SOURCE DATA =
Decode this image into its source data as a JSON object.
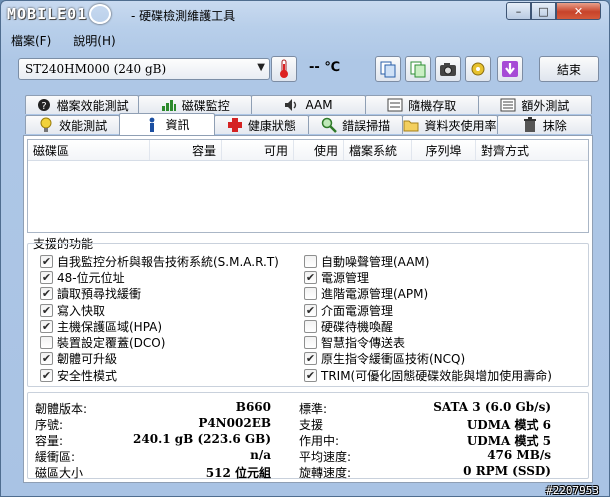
{
  "window": {
    "logo_text": "MOBILE01",
    "title": "- 硬碟檢測維護工具",
    "minimize": "–",
    "maximize": "□",
    "close": "✕"
  },
  "menu": [
    {
      "label": "檔案(F)"
    },
    {
      "label": "說明(H)"
    }
  ],
  "toolbar": {
    "drive": "ST240HM000 (240 gB)",
    "temperature": "-- ℃",
    "exit_label": "結束"
  },
  "tabs_row1": [
    {
      "label": "檔案效能測試",
      "icon": "file-benchmark-icon"
    },
    {
      "label": "磁碟監控",
      "icon": "disk-monitor-icon"
    },
    {
      "label": "AAM",
      "icon": "speaker-icon"
    },
    {
      "label": "隨機存取",
      "icon": "random-access-icon"
    },
    {
      "label": "額外測試",
      "icon": "extra-tests-icon"
    }
  ],
  "tabs_row2": [
    {
      "label": "效能測試",
      "icon": "bulb-icon"
    },
    {
      "label": "資訊",
      "icon": "info-icon"
    },
    {
      "label": "健康狀態",
      "icon": "health-cross-icon"
    },
    {
      "label": "錯誤掃描",
      "icon": "magnifier-icon"
    },
    {
      "label": "資料夾使用率",
      "icon": "folder-icon"
    },
    {
      "label": "抹除",
      "icon": "trash-icon"
    }
  ],
  "partition_table": {
    "headers": [
      "磁碟區",
      "容量",
      "可用",
      "使用",
      "檔案系統",
      "序列埠",
      "對齊方式"
    ],
    "rows": []
  },
  "features": {
    "title": "支援的功能",
    "left": [
      {
        "label": "自我監控分析與報告技術系統(S.M.A.R.T)",
        "checked": true
      },
      {
        "label": "48-位元位址",
        "checked": true
      },
      {
        "label": "讀取預尋找緩衝",
        "checked": true
      },
      {
        "label": "寫入快取",
        "checked": true
      },
      {
        "label": "主機保護區域(HPA)",
        "checked": true
      },
      {
        "label": "裝置設定覆蓋(DCO)",
        "checked": false
      },
      {
        "label": "韌體可升級",
        "checked": true
      },
      {
        "label": "安全性模式",
        "checked": true
      }
    ],
    "right": [
      {
        "label": "自動噪聲管理(AAM)",
        "checked": false
      },
      {
        "label": "電源管理",
        "checked": true
      },
      {
        "label": "進階電源管理(APM)",
        "checked": false
      },
      {
        "label": "介面電源管理",
        "checked": true
      },
      {
        "label": "硬碟待機喚醒",
        "checked": false
      },
      {
        "label": "智慧指令傳送表",
        "checked": false
      },
      {
        "label": "原生指令緩衝區技術(NCQ)",
        "checked": true
      },
      {
        "label": "TRIM(可優化固態硬碟效能與增加使用壽命)",
        "checked": true
      }
    ]
  },
  "info": {
    "left": [
      {
        "label": "韌體版本:",
        "value": "B660"
      },
      {
        "label": "序號:",
        "value": "P4N002EB"
      },
      {
        "label": "容量:",
        "value": "240.1 gB (223.6 GB)"
      },
      {
        "label": "緩衝區:",
        "value": "n/a"
      },
      {
        "label": "磁區大小",
        "value": "512 位元組"
      }
    ],
    "right": [
      {
        "label": "標準:",
        "value": "SATA 3 (6.0 Gb/s)"
      },
      {
        "label": "支援",
        "value": "UDMA 模式 6"
      },
      {
        "label": "作用中:",
        "value": "UDMA 模式 5"
      },
      {
        "label": "平均速度:",
        "value": "476 MB/s"
      },
      {
        "label": "旋轉速度:",
        "value": "0 RPM (SSD)"
      }
    ]
  },
  "watermark": "#2207953"
}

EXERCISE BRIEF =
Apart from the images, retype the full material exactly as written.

COMPLETED TASK =
Decode this image into its source data as a JSON object.
{
  "window": {
    "logo_text": "MOBILE01",
    "title": "- 硬碟檢測維護工具",
    "minimize": "–",
    "maximize": "□",
    "close": "✕"
  },
  "menu": [
    {
      "label": "檔案(F)"
    },
    {
      "label": "說明(H)"
    }
  ],
  "toolbar": {
    "drive": "ST240HM000 (240 gB)",
    "temperature": "-- ℃",
    "exit_label": "結束"
  },
  "tabs_row1": [
    {
      "label": "檔案效能測試",
      "icon": "file-benchmark-icon"
    },
    {
      "label": "磁碟監控",
      "icon": "disk-monitor-icon"
    },
    {
      "label": "AAM",
      "icon": "speaker-icon"
    },
    {
      "label": "隨機存取",
      "icon": "random-access-icon"
    },
    {
      "label": "額外測試",
      "icon": "extra-tests-icon"
    }
  ],
  "tabs_row2": [
    {
      "label": "效能測試",
      "icon": "bulb-icon"
    },
    {
      "label": "資訊",
      "icon": "info-icon"
    },
    {
      "label": "健康狀態",
      "icon": "health-cross-icon"
    },
    {
      "label": "錯誤掃描",
      "icon": "magnifier-icon"
    },
    {
      "label": "資料夾使用率",
      "icon": "folder-icon"
    },
    {
      "label": "抹除",
      "icon": "trash-icon"
    }
  ],
  "partition_table": {
    "headers": [
      "磁碟區",
      "容量",
      "可用",
      "使用",
      "檔案系統",
      "序列埠",
      "對齊方式"
    ],
    "rows": []
  },
  "features": {
    "title": "支援的功能",
    "left": [
      {
        "label": "自我監控分析與報告技術系統(S.M.A.R.T)",
        "checked": true
      },
      {
        "label": "48-位元位址",
        "checked": true
      },
      {
        "label": "讀取預尋找緩衝",
        "checked": true
      },
      {
        "label": "寫入快取",
        "checked": true
      },
      {
        "label": "主機保護區域(HPA)",
        "checked": true
      },
      {
        "label": "裝置設定覆蓋(DCO)",
        "checked": false
      },
      {
        "label": "韌體可升級",
        "checked": true
      },
      {
        "label": "安全性模式",
        "checked": true
      }
    ],
    "right": [
      {
        "label": "自動噪聲管理(AAM)",
        "checked": false
      },
      {
        "label": "電源管理",
        "checked": true
      },
      {
        "label": "進階電源管理(APM)",
        "checked": false
      },
      {
        "label": "介面電源管理",
        "checked": true
      },
      {
        "label": "硬碟待機喚醒",
        "checked": false
      },
      {
        "label": "智慧指令傳送表",
        "checked": false
      },
      {
        "label": "原生指令緩衝區技術(NCQ)",
        "checked": true
      },
      {
        "label": "TRIM(可優化固態硬碟效能與增加使用壽命)",
        "checked": true
      }
    ]
  },
  "info": {
    "left": [
      {
        "label": "韌體版本:",
        "value": "B660"
      },
      {
        "label": "序號:",
        "value": "P4N002EB"
      },
      {
        "label": "容量:",
        "value": "240.1 gB (223.6 GB)"
      },
      {
        "label": "緩衝區:",
        "value": "n/a"
      },
      {
        "label": "磁區大小",
        "value": "512 位元組"
      }
    ],
    "right": [
      {
        "label": "標準:",
        "value": "SATA 3 (6.0 Gb/s)"
      },
      {
        "label": "支援",
        "value": "UDMA 模式 6"
      },
      {
        "label": "作用中:",
        "value": "UDMA 模式 5"
      },
      {
        "label": "平均速度:",
        "value": "476 MB/s"
      },
      {
        "label": "旋轉速度:",
        "value": "0 RPM (SSD)"
      }
    ]
  },
  "watermark": "#2207953"
}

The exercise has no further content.